Dataset rows describing interfaces:

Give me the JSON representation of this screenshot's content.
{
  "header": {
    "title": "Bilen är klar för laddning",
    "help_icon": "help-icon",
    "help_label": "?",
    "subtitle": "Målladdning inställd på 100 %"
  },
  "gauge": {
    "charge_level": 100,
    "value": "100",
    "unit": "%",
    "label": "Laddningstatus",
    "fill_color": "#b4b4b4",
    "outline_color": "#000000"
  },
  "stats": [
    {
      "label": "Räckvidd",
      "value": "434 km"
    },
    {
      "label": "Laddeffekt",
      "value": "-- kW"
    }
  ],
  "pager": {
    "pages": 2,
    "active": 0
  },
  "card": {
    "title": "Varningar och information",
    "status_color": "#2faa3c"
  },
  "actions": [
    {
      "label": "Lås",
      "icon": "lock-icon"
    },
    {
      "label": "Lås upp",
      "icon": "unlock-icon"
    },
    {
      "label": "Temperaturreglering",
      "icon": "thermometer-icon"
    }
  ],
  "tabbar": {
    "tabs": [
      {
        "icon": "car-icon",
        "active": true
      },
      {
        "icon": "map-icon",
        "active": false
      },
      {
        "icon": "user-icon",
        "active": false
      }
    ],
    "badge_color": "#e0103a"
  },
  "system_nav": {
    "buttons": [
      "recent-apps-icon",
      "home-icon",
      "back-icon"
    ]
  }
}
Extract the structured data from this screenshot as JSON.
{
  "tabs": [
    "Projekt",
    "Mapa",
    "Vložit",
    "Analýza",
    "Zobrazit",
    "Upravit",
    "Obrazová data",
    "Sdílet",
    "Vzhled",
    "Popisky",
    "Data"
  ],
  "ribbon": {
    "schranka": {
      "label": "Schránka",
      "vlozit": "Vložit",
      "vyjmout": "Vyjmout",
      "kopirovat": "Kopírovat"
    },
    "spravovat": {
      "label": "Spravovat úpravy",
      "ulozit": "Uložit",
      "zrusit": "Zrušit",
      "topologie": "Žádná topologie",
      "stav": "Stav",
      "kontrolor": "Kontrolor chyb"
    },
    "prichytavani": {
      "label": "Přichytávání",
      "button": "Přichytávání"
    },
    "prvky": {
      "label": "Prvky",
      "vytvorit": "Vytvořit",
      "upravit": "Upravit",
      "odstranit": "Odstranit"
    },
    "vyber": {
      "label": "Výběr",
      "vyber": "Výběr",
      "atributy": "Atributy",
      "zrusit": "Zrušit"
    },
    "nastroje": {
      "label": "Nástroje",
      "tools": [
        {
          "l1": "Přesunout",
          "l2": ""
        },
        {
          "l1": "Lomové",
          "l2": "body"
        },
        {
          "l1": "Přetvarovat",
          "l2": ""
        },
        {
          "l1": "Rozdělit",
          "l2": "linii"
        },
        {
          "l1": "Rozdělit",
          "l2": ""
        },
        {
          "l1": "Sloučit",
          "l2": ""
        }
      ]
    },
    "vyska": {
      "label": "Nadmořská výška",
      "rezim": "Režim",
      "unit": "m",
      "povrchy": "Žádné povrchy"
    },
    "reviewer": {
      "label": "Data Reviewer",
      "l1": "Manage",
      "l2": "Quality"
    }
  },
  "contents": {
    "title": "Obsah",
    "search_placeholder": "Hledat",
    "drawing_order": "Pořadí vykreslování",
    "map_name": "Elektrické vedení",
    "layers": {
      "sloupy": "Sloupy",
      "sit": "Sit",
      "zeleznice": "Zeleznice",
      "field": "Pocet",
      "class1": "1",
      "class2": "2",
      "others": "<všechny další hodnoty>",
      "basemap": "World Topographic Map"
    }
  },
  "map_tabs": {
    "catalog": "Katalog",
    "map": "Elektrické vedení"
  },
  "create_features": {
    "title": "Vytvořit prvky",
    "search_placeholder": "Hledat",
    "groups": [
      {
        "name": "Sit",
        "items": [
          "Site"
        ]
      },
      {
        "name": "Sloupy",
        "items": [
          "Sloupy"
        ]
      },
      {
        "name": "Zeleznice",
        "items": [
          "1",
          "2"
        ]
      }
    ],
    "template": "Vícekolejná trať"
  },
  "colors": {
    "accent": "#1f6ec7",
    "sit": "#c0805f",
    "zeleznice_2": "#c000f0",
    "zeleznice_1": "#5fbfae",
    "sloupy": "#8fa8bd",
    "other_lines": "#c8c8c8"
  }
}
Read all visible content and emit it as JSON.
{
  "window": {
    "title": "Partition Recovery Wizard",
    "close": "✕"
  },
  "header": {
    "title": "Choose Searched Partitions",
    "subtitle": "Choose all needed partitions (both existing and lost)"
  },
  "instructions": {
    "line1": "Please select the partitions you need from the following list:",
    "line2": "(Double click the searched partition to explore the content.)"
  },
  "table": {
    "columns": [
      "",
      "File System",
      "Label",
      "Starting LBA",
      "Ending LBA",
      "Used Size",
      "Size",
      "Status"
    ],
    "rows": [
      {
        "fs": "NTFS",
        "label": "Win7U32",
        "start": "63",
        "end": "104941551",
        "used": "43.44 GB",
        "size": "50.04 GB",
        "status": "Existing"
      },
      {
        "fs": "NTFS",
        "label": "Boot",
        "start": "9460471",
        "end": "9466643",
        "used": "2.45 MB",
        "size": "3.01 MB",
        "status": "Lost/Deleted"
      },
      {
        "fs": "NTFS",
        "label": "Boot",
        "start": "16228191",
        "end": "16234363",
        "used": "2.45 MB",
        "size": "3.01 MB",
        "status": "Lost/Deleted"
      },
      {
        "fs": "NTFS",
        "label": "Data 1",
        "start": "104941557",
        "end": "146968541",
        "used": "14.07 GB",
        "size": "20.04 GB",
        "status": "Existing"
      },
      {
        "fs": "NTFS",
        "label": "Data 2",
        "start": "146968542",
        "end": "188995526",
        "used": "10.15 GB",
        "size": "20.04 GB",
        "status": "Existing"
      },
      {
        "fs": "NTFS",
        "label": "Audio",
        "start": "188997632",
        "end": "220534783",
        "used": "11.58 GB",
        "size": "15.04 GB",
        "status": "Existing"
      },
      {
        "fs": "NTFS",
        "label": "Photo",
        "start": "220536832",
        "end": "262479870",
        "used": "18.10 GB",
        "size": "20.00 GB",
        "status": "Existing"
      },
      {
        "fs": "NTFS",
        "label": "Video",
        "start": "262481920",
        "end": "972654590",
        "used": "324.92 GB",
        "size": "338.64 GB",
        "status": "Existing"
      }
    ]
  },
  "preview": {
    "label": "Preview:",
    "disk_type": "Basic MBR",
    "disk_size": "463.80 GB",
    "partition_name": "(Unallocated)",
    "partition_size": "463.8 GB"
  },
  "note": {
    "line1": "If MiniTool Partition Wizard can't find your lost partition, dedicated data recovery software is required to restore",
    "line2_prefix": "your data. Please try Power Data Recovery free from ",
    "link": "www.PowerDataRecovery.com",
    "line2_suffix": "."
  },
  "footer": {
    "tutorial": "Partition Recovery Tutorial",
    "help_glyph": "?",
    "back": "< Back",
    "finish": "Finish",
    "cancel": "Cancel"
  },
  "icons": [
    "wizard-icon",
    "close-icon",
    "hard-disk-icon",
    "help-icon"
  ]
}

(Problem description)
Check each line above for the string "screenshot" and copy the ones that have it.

(Task output)
Give me the JSON representation of this screenshot's content.
Extract the structured data from this screenshot as JSON.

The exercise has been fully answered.